“In a culture where younger consumers want to reduce waste and have less in the face of so-called higher consciousness, it doesn’t mean that people are less interested in having luxury things or being part of luxury experience. Brands need to scaffold the experience using the story behind the brand, the unattainable knowledge,” explains Davis.
The foundations of luxury
It’s clear that it’s not just the product or experience the brand is offering that makes it desirable, but the story and the lifestyle it bestows upon the buyer. The heritage and foundation of a brand builds up the lifestyle around it, which is its crucial selling point.
“Ralph Lauren is a lifestyle,” claims Manji, “When you say Ralph Lauren, it conjures up an image of the lifestyle in your head. The new generation might not buy into the lifestyle, but if you personify it, they can actually live the lifestyle.
“It goes back to storytelling. Video is an important tool to put forward a brand narrative that is believable and authentic. People don’t want to read reams of information, they want something compact that grabs them straight away, and video is a great way to bring them in.
“We are missing a trick about authenticity – which I believe is the key to luxury. Consumers are becoming more and more savvy about influencer and celebrity endorsements.
Philanthropy too – unless there is pause and purpose behind it. Without that thought, it means nothing and falls on deaf ears.”
Brand storytelling, as well as being creative, must also follow brand guidelines, Davis explains. “Brand guidelines flow into the brand world. The brand world is the true north for all the senses. It’s invaluable. Transforming the guidelines to these worlds is key.”
The architecture of luxury experience
Brands must provide impeccable customer service in their brand world to consumers who are parting with thousands of pounds.

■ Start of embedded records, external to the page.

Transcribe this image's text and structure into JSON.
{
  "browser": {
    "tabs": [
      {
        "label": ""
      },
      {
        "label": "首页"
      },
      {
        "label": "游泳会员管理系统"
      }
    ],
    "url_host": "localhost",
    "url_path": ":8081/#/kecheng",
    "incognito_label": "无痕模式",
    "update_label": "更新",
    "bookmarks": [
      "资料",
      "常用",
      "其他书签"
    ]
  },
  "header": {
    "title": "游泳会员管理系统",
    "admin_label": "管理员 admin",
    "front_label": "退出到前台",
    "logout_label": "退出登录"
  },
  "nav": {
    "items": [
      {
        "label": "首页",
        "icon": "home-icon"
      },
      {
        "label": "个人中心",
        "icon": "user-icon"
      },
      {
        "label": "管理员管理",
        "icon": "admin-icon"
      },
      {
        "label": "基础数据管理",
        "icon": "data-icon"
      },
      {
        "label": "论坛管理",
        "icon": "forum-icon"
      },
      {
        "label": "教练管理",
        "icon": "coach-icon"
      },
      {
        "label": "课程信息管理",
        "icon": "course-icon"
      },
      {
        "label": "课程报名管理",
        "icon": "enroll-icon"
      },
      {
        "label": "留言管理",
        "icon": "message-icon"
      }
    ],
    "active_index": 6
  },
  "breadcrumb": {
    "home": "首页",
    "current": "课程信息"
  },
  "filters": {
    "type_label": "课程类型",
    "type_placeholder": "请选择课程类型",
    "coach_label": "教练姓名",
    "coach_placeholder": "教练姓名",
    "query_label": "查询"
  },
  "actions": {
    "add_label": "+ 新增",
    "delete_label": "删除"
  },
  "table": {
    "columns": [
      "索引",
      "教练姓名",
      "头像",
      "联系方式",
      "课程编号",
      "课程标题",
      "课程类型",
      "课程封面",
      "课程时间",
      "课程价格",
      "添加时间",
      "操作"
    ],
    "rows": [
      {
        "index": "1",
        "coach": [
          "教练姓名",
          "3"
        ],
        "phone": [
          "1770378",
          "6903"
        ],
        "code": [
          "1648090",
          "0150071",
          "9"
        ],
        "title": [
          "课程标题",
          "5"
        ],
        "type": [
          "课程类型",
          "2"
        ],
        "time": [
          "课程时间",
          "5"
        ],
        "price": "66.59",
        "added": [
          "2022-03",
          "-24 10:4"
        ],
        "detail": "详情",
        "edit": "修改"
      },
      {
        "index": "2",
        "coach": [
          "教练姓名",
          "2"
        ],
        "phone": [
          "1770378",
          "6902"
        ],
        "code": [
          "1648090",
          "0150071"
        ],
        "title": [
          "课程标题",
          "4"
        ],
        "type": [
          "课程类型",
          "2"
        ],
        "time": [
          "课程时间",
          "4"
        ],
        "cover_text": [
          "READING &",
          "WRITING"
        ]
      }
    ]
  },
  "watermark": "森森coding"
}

Hodgson describes what the brand experience should be like: “Timothy Oulton is very good at creating a brand world feel. I can smell what Timothy Oulton is as a brand. I know more about what it feels and smells like than actually buying a Timothy Oulton piece.
“The customer end-to-end experience is key to customer satisfaction. If I order a product, I expect to have customer communication afterwards. You want personified ongoing communication so you know you haven’t been forgotten about. There is so much lifestyle building in this part of the customer journey that has been dropped.”
For this ongoing communication to be successful, PR has to be on point. Gabriel says: “PR has a huge role in luxury. Of course, mistakes do happen and if you have a successful PR strategy then you can regain loyal customers. You can redeem yourself.”
How are luxury brands performing digitally? Murphy asks the table whether they find they have to mansplain tech to traditional luxury brands. “I feel like I’m going back in a horse and cart to the 1840s sometimes.”
Digital proffers a storytelling hand to luxury brands, as Davis comments: “It’s a space where you can really create cultural capital within a brand, where conspicuous consumption is not necessarily desired. Some brands are doing a great job of this and building their stories at scale.”
It’s about feeling pampered. If you are seamlessly taken to the product, provided with in-depth knowledge of the craftsmanship, either in-store or online, the sensorial points are satisfied and the likelihood of sale is high.
Time is the ultimate luxury, so as a brand, if you use your consumer’s wisely and effectively, the customer experience is heightened.
Sam Eccles summarises the luxury market with finesse: “What really distinguishes luxury brands are enduring things, and a constant pursuit of excellence.” Brands that provide excellent exclusivity and longevity, are those that will succeed in the future of marketing luxury.
This article was originally published in The Drum Network luxury special. You can get your hands on a copy here. To be featured in the next special focused on the charity sector, please contact email@example.com.